= Beginning of Section =

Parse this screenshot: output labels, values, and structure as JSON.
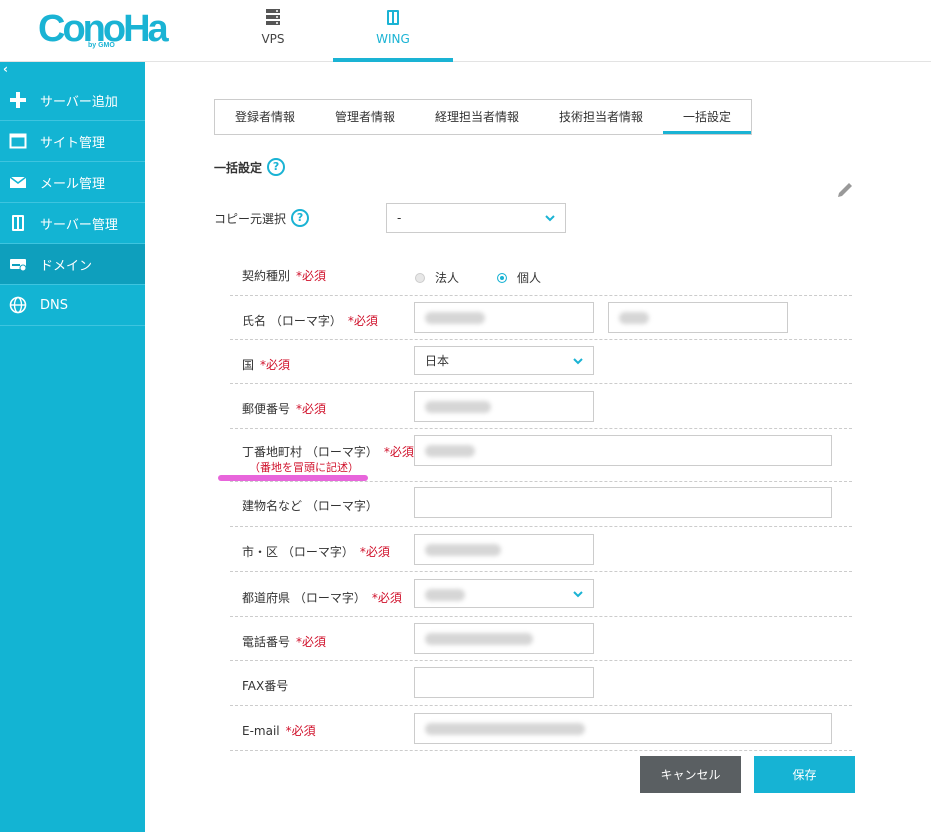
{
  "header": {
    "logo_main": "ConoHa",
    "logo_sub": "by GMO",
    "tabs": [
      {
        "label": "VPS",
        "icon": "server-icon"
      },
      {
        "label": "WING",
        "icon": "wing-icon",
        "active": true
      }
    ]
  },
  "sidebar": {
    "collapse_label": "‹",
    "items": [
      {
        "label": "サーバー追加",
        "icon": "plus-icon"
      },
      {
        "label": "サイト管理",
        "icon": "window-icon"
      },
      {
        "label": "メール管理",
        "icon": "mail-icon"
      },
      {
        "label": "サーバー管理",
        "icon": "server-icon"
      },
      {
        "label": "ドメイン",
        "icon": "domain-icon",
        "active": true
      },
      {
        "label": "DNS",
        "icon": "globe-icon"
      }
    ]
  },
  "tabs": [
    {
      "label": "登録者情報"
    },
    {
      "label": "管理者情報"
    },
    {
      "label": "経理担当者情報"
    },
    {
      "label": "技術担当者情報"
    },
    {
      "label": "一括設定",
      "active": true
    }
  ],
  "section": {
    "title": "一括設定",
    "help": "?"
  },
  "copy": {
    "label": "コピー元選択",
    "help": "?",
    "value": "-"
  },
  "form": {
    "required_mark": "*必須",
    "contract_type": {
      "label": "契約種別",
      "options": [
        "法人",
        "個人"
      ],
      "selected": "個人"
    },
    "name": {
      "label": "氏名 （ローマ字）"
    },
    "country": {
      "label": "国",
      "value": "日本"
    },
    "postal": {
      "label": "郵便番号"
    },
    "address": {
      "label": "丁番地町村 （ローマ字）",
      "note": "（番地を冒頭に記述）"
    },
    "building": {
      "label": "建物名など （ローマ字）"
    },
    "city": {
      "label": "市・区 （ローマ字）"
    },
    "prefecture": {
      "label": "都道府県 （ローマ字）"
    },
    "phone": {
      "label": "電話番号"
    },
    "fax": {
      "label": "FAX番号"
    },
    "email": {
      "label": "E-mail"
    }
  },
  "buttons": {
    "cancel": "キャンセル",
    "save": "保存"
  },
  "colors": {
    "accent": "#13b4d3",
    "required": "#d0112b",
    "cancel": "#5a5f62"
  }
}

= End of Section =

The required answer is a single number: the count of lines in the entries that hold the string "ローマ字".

**Answer for this exercise:**
5